The liqui liqui (IPA: [liki liki] in Spanish) is the national costume for men in Venezuela. It is also worn in Colombia. It has its origin in the Llanos, a geographical region of South America located in Venezuela and Colombia.
Traditionally white, beige, cream or ecru, although it is available in other colors. Recently, liqui liquis have been worn by famous personalities in Venezuela for their weddings, in a renaissance of traditional dress – for example, Venezuelan folk musician Simón Díaz was known to almost always wear one. The liqui liqui is traditionally made of linen or cotton cloth, although gabardine and wool can be used. The outfit is made up of a pair of full-length trousers and a jacket. The jacket has long sleeves and a rounded Nehru-style collar, which is fastened and decorated by a “junta” (chain link similar to a cufflink), which joins the two ends of the collar. The jacket is fastened by five or six buttons, and may or may not have pockets (if so, no more than four). Overall, the outfit is very simple with clean, elegant lines. Traditionally, the Liqui liqui is worn with “alpargata” – an open-toed sandal – and a “llanero” hat.
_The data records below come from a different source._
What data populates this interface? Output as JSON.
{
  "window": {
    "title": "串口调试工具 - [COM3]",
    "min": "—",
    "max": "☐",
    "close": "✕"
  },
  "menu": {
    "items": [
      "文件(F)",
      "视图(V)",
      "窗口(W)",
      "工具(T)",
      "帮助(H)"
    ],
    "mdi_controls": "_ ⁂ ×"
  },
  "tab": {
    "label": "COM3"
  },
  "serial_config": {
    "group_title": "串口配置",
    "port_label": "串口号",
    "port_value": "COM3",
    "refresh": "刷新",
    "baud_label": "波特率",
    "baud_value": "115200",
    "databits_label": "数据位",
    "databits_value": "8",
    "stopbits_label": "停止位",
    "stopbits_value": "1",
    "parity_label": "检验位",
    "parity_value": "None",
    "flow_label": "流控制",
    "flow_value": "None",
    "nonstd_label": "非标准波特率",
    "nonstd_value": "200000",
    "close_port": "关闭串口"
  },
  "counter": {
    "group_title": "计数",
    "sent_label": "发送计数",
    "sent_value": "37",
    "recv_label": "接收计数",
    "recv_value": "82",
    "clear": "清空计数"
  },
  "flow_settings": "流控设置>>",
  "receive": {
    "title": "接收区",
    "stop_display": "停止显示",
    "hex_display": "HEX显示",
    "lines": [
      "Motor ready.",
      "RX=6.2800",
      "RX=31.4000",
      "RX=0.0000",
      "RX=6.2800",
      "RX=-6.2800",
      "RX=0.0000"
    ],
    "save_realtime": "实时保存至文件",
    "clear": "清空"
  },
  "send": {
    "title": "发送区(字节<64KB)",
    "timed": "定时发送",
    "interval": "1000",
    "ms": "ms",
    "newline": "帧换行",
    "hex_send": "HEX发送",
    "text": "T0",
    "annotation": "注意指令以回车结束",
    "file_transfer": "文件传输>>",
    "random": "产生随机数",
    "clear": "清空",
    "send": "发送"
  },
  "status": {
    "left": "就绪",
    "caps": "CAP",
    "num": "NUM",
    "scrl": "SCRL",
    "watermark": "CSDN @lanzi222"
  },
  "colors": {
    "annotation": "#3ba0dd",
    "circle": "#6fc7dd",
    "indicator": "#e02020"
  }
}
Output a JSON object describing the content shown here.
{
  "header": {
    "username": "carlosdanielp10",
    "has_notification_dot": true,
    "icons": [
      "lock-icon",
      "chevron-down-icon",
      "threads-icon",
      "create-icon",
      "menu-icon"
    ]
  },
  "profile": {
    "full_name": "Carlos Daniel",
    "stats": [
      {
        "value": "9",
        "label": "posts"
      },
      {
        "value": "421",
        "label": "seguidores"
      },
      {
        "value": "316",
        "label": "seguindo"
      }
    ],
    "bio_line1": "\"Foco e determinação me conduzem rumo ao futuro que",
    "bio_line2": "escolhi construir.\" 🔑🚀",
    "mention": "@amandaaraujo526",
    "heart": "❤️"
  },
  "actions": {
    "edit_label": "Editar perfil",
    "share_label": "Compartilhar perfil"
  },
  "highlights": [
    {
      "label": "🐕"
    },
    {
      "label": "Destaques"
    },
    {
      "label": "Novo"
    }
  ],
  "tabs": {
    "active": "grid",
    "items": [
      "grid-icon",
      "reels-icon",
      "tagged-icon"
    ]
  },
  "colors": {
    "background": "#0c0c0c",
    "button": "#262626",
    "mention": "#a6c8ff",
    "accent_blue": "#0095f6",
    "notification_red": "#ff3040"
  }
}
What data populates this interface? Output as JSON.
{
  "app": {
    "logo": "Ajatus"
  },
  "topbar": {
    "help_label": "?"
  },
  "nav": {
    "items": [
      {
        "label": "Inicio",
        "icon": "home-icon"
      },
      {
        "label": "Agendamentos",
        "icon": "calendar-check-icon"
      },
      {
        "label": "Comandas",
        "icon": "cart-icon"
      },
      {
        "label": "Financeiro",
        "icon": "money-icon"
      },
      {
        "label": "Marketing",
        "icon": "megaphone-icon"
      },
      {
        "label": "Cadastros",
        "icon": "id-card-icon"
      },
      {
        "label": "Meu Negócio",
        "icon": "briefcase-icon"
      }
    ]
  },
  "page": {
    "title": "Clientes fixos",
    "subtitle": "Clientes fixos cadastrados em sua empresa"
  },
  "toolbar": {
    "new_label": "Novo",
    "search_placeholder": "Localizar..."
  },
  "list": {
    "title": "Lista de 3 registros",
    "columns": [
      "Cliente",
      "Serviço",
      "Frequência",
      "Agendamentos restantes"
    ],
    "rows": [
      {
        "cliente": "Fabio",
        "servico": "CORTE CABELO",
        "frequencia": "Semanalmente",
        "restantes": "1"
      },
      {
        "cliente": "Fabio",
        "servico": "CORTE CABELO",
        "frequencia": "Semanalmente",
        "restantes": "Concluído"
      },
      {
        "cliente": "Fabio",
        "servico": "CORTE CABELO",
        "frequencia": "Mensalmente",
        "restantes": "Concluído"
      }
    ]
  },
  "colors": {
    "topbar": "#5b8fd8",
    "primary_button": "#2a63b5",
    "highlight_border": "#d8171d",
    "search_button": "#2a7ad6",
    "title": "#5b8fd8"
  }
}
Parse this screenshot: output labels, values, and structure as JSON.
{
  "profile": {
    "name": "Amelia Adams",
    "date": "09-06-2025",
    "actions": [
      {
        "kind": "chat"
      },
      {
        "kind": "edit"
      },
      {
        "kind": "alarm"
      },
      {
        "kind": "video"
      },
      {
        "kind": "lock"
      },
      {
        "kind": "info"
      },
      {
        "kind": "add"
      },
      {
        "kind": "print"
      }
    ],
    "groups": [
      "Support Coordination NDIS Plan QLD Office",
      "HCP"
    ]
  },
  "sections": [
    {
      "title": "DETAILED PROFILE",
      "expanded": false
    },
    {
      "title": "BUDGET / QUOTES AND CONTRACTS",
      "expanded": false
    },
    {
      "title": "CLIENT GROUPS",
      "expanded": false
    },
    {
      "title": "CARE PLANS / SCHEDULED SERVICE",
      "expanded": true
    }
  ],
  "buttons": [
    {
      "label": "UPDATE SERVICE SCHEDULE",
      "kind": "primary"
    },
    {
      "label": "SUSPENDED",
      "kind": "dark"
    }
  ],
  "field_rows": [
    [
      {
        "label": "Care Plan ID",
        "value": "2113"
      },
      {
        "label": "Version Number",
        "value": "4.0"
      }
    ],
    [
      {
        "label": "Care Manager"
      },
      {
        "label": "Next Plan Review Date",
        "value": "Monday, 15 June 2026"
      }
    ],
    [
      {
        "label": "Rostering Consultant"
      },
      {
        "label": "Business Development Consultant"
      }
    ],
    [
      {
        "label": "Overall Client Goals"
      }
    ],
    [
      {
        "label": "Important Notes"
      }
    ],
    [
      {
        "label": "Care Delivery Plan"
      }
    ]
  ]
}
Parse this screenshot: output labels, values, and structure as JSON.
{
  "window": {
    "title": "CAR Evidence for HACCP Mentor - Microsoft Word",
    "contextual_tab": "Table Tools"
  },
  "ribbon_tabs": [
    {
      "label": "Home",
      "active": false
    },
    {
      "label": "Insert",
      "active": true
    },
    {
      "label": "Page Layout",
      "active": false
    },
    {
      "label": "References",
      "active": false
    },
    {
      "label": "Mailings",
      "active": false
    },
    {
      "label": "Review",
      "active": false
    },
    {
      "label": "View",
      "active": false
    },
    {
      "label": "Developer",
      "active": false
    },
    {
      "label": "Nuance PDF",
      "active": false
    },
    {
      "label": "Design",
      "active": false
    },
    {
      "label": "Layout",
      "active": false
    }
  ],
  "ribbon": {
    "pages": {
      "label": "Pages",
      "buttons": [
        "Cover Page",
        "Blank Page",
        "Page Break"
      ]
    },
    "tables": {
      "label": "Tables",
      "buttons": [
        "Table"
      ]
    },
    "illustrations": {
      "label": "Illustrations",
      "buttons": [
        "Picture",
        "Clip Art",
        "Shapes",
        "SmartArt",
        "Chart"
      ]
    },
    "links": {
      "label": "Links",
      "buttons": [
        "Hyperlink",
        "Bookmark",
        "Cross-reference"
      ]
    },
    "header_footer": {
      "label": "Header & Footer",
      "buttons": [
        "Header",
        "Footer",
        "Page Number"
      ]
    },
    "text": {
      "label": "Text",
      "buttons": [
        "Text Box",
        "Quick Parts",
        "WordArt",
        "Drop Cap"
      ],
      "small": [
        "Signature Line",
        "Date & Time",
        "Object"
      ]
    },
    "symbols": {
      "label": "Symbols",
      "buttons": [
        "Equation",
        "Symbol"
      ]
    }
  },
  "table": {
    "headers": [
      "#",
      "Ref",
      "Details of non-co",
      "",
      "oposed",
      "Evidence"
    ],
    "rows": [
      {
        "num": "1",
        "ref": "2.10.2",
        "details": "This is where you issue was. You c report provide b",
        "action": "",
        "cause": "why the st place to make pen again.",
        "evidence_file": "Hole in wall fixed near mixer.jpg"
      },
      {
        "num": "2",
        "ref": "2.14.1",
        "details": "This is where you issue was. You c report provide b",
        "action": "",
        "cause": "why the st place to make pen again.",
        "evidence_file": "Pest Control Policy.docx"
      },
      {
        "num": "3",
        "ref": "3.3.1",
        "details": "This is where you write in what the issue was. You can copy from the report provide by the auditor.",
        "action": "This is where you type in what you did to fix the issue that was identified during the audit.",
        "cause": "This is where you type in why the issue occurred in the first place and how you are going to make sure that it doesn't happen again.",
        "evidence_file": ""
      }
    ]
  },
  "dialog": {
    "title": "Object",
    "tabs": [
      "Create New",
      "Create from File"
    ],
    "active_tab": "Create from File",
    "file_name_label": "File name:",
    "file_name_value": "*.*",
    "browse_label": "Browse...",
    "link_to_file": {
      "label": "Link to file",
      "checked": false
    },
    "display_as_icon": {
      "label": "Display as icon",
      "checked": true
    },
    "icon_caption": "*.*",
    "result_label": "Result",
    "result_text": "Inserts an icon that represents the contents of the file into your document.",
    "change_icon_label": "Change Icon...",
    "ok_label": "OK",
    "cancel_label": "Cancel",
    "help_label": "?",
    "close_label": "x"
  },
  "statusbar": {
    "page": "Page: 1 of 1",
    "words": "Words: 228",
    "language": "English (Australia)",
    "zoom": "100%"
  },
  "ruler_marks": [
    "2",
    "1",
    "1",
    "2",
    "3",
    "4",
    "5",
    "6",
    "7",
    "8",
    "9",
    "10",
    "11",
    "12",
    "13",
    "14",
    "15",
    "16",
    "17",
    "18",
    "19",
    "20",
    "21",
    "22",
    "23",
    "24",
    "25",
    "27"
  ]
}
Because of the style of the collar, it is said that the liqui liqui was brought to Venezuela from the Philippines, although this is uncertain. The more accepted version is that the liqui liqui is derived from the uniform of colonial-era soldiers, whose jacket or ‘liquette’ had a similar shape – hence the name and the collar.